Find each line of the entries with the string "value", please, and copy it.

Source material
● ● ●
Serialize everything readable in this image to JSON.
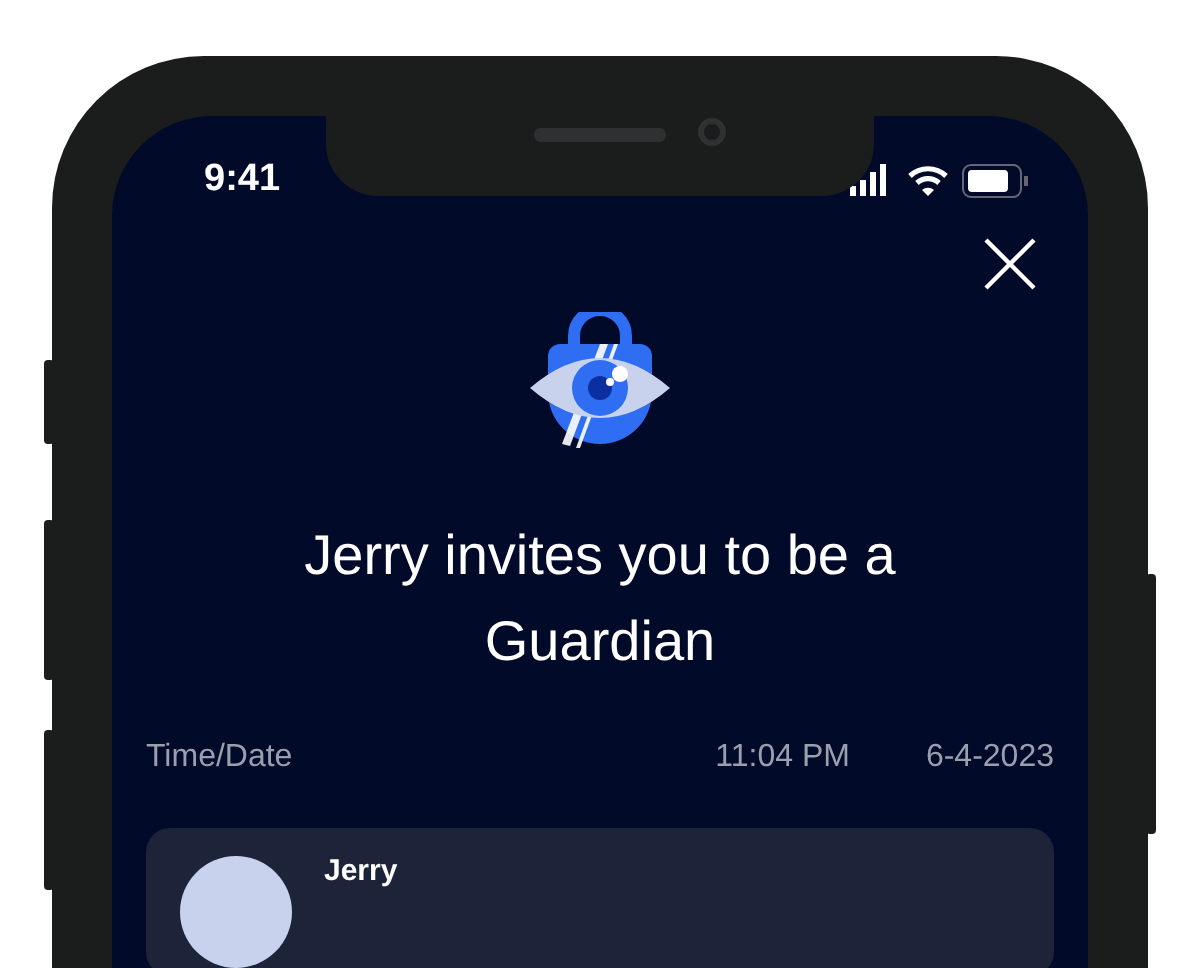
{
  "status_bar": {
    "time": "9:41"
  },
  "title": "Jerry invites you to be a Guardian",
  "details": {
    "label": "Time/Date",
    "time": "11:04 PM",
    "date": "6-4-2023"
  },
  "inviter": {
    "name": "Jerry"
  }
}
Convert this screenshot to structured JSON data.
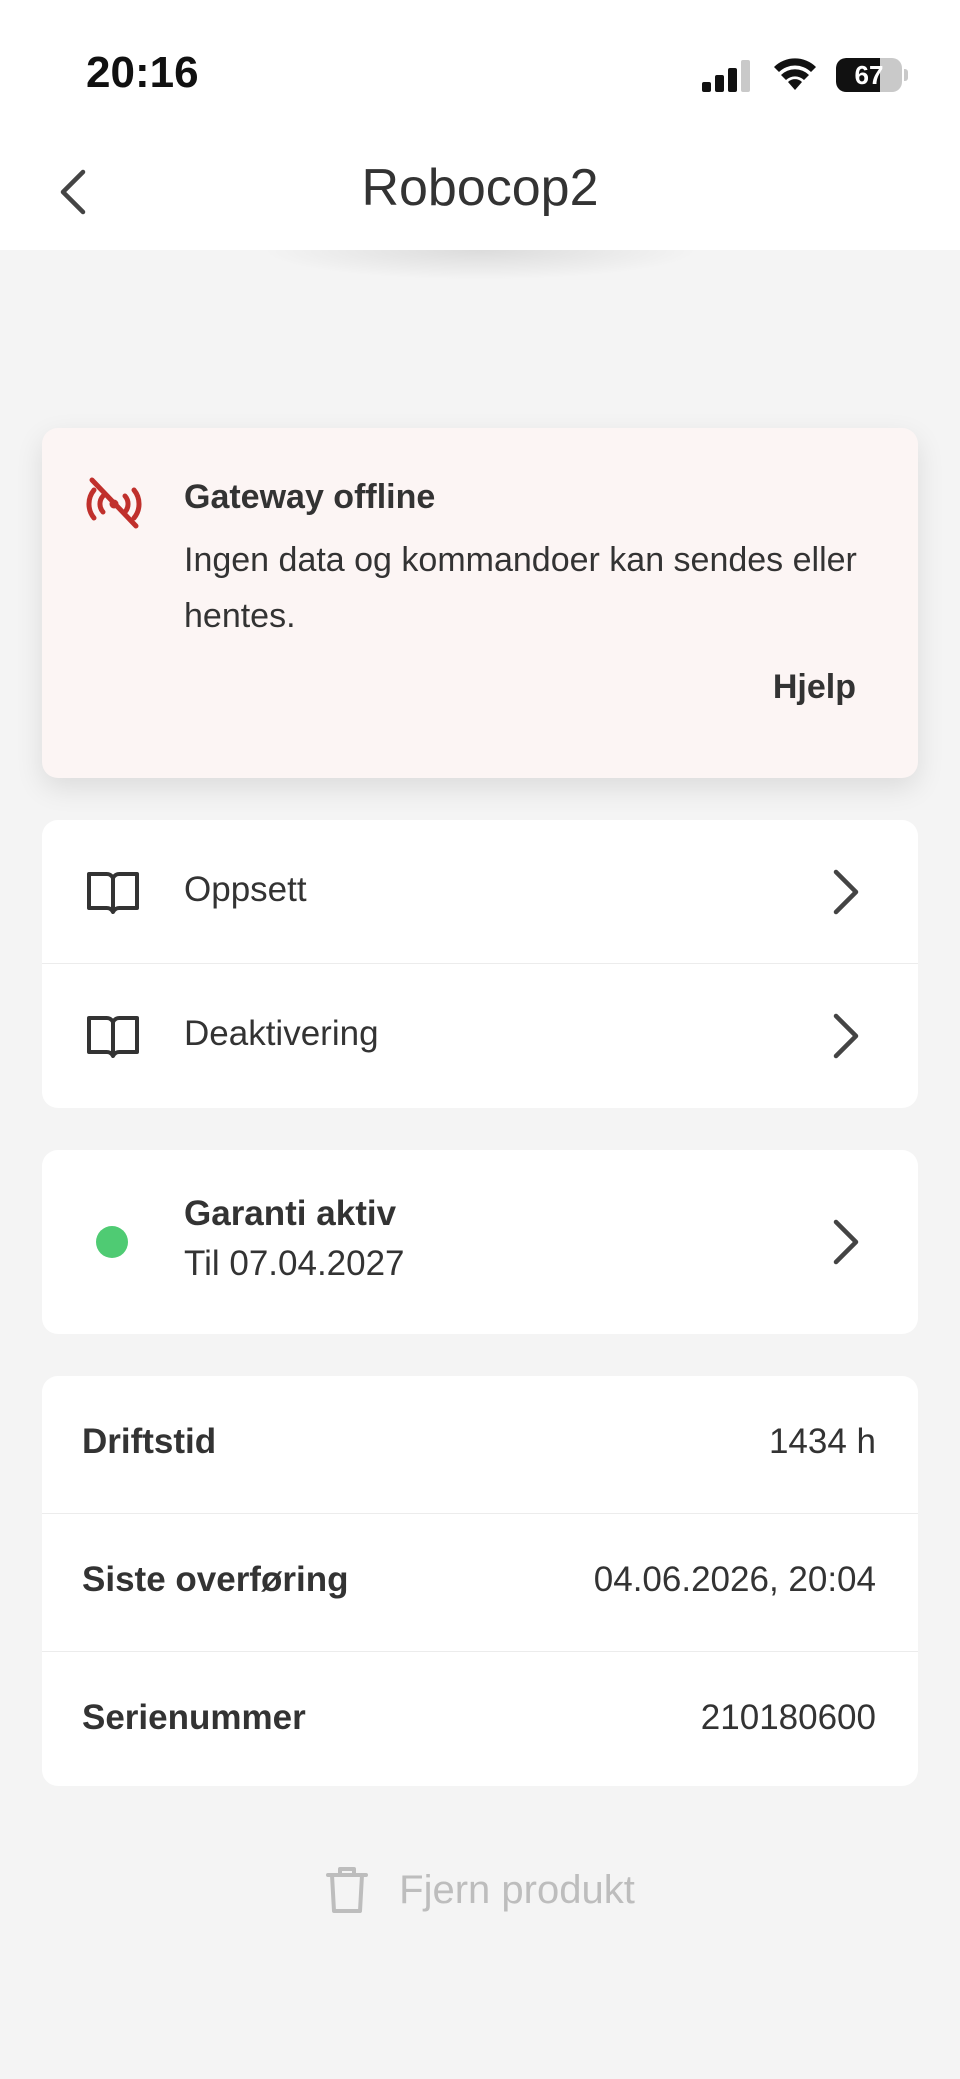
{
  "status_bar": {
    "time": "20:16",
    "battery_level": "67",
    "battery_fraction": 0.67
  },
  "header": {
    "title": "Robocop2",
    "back_icon": "chevron-left-icon"
  },
  "alert": {
    "icon": "wifi-off-icon",
    "icon_color": "#c0302c",
    "title": "Gateway offline",
    "message": "Ingen data og kommandoer kan sendes eller hentes.",
    "action_label": "Hjelp"
  },
  "docs": {
    "items": [
      {
        "label": "Oppsett",
        "icon": "book-icon"
      },
      {
        "label": "Deaktivering",
        "icon": "book-icon"
      }
    ]
  },
  "warranty": {
    "title": "Garanti aktiv",
    "subtitle": "Til 07.04.2027",
    "status_color": "#4fcb73"
  },
  "info": {
    "rows": [
      {
        "label": "Driftstid",
        "value": "1434 h"
      },
      {
        "label": "Siste overføring",
        "value": "04.06.2026, 20:04"
      },
      {
        "label": "Serienummer",
        "value": "210180600"
      }
    ]
  },
  "footer": {
    "remove_label": "Fjern produkt",
    "remove_icon": "trash-icon"
  }
}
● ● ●
Answer section
        "value": "1434 h"
        "value": "04.06.2026, 20:04"
        "value": "210180600"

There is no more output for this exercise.